  • With drug-induced anaemia: Certain drugs can induce antibodies against red blood cell antigens and therefore cause haemolysis even without the presence of the drug. Sometimes, drugs may coat the surface of RBCs, causing antibodies to react with the RBCs. This condition is relatively rare (only affecting about 1:1 million patients). The drugs can induce antibodies to both the drug and the RBC itself, resulting in destruction of the RBC in the presence of drugs. This is seen with some antibiotics, such as IV penicillin, cephalosporins and pipercillin. Be sure to tell your doctor about any drugs you have been taking recently. If the doctor suspects drug-induced autoimmune anaemia, the suspect medication will be discontinued. Symptoms typically resolve promptly after the drug is discontinued.
  • With mother/baby blood type incompatibility: A baby may inherit antigens from its father that are not on its mother's RBCs. The mother may be exposed to the foreign antigens on her baby's RBCs during pregnancy or at delivery when some of the baby's cells enter the mother's circulation as the placenta separates. The mother may begin to produce antibodies against these foreign RBC antigens.
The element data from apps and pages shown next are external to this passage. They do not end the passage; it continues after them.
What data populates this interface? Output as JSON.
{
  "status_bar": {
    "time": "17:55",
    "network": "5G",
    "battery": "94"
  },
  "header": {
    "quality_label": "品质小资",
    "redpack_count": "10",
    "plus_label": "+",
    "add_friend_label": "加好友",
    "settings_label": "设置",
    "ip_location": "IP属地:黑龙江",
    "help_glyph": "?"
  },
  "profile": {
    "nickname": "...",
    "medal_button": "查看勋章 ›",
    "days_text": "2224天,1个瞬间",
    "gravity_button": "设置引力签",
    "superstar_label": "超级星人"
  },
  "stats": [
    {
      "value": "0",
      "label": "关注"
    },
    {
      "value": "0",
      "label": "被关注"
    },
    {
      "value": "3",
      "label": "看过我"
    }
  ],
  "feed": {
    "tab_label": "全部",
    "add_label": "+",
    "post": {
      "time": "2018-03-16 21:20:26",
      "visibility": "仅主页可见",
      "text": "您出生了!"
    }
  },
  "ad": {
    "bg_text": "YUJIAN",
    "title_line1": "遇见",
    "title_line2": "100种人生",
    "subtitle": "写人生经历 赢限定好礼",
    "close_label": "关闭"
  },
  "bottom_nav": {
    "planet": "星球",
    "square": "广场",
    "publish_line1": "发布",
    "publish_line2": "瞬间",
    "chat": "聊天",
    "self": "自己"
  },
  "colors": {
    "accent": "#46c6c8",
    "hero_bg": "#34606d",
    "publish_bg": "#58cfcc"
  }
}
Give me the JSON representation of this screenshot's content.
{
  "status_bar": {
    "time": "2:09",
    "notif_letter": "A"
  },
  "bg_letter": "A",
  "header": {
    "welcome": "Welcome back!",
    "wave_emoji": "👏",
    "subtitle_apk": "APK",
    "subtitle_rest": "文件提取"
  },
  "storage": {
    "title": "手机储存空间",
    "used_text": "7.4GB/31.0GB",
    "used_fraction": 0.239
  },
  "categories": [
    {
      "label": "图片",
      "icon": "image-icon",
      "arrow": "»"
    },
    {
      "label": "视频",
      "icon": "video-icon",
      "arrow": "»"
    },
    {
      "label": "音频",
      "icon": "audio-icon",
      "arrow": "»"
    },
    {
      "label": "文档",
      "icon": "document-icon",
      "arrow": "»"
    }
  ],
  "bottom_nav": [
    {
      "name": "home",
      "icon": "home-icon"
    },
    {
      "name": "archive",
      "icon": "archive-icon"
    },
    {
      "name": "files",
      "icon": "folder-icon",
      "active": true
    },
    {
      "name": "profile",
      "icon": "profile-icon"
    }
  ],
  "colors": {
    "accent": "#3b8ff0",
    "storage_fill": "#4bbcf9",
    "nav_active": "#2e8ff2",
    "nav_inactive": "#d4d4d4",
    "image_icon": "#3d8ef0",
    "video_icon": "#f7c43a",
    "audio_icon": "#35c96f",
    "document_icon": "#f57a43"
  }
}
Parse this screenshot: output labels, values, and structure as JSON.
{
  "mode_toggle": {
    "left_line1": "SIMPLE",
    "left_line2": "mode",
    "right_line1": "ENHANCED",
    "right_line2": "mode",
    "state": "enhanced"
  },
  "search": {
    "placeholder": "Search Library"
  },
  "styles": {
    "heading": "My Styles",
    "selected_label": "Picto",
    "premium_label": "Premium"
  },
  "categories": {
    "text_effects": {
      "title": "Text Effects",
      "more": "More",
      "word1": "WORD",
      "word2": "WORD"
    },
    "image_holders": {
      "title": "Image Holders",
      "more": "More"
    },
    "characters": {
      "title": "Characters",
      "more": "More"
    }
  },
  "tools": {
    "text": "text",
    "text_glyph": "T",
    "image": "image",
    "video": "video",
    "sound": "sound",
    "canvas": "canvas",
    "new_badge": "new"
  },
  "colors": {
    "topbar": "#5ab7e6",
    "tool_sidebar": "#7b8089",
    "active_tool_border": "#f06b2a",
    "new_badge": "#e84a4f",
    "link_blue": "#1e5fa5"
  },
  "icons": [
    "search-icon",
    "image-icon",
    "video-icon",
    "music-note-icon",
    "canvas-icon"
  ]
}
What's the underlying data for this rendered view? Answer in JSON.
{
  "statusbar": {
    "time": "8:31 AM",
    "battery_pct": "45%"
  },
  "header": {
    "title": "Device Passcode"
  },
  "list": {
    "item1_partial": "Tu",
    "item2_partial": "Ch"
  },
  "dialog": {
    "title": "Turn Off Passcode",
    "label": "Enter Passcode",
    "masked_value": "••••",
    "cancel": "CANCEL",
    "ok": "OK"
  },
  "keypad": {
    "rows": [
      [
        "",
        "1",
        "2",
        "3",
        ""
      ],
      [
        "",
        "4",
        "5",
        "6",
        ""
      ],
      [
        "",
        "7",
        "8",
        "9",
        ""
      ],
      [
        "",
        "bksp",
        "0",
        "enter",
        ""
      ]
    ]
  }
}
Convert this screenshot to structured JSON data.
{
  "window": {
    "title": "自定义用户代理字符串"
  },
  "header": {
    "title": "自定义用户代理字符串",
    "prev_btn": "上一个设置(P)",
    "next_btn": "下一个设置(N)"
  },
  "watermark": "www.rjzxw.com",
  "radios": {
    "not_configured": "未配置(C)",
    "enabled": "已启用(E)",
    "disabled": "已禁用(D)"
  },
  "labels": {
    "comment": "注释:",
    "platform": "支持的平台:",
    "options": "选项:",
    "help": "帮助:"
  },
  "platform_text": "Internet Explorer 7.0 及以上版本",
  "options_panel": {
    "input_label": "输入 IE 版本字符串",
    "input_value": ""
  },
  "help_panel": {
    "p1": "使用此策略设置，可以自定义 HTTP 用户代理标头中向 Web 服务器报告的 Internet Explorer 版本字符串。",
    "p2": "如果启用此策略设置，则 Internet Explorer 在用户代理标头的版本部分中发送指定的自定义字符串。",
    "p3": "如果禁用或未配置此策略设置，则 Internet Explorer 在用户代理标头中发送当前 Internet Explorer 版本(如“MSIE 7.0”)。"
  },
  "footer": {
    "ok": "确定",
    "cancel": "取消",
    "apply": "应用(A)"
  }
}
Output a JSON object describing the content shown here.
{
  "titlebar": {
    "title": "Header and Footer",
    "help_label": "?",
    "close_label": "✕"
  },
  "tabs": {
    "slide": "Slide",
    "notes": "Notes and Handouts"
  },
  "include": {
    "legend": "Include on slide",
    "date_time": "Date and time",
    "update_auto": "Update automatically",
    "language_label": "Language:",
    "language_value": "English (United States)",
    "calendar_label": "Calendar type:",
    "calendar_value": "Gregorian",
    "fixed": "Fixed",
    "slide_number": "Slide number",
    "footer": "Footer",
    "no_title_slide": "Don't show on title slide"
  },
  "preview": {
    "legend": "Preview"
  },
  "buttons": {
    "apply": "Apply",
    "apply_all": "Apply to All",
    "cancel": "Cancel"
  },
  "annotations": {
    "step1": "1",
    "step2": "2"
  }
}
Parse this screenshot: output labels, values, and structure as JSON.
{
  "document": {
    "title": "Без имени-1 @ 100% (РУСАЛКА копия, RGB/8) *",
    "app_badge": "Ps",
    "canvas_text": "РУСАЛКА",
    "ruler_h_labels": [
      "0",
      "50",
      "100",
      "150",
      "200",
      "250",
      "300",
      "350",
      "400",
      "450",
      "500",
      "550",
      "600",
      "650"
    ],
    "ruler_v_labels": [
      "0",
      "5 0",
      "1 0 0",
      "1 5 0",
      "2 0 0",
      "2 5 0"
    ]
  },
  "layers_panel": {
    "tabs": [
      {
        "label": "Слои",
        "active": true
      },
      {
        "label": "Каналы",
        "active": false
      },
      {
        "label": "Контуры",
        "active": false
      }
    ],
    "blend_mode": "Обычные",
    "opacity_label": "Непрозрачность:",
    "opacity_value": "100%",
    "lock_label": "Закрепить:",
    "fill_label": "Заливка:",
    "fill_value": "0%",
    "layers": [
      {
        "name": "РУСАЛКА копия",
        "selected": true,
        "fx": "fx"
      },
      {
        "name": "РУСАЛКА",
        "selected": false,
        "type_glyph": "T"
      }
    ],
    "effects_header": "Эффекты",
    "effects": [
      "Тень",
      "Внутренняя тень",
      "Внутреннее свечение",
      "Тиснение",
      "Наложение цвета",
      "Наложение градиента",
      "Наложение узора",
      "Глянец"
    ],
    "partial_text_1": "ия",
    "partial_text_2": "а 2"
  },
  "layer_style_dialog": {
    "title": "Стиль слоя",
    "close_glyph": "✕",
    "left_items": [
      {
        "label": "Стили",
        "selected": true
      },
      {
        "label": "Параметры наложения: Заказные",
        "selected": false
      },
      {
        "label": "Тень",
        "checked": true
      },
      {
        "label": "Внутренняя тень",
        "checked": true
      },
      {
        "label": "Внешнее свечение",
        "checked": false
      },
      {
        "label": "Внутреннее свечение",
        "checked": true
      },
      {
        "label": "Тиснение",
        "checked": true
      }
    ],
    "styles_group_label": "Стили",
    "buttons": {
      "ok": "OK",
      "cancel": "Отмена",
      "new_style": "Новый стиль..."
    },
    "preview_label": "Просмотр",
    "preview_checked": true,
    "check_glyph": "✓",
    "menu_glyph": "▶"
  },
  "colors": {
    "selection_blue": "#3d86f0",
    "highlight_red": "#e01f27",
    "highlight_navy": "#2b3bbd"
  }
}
This can cause haemolytic disease of the foetus and neonate, usually not affecting the first baby but affecting subsequent children when the mother's antibodies cross the placenta, attach to the baby's RBCs, and haemolyse them. However, any baby may be affected by haemolytic disease of the foetus and neonate caused by antibodies to the ABO system. This generally is mild, which is fortunate, as it is the leading cause of maternal antibodies attaching to foetal RBCs today.

A mother will be screened for antibodies during pregnancy and again at delivery. A DAT performed on the blood of a baby born to an at-risk mother will determine if its mother's antibodies have attached to the baby's RBCs.

  • Following a blood transfusion: Before receiving a blood transfusion, a person's ABO group and Rh type is matched with that of the donor blood to prevent a serious transfusion reaction from occurring. That is, the donor's blood must be compatible with the ABO group and Rh type of the person receiving the blood so that the recipient's antibodies do not react with and destroy the donor red blood cells.

If someone receives a blood transfusion, their body may also recognise other RBC antigens that it does not have, such as those from other blood groups (such as the Kell or Kidd blood groups), as foreign. The recipient may produce antibodies and they may become attached to these foreign antigens on the donor RBCs circulating in the bloodstream. People who have many transfusions are more likely to make antibodies to RBCs because they are exposed to more foreign RBC antigens. If someone shows symptoms of a reaction after transfusion, a DAT will be performed as part of the routine panel of investigations to determine if those antibodies have attached to the transfused donor RBCs.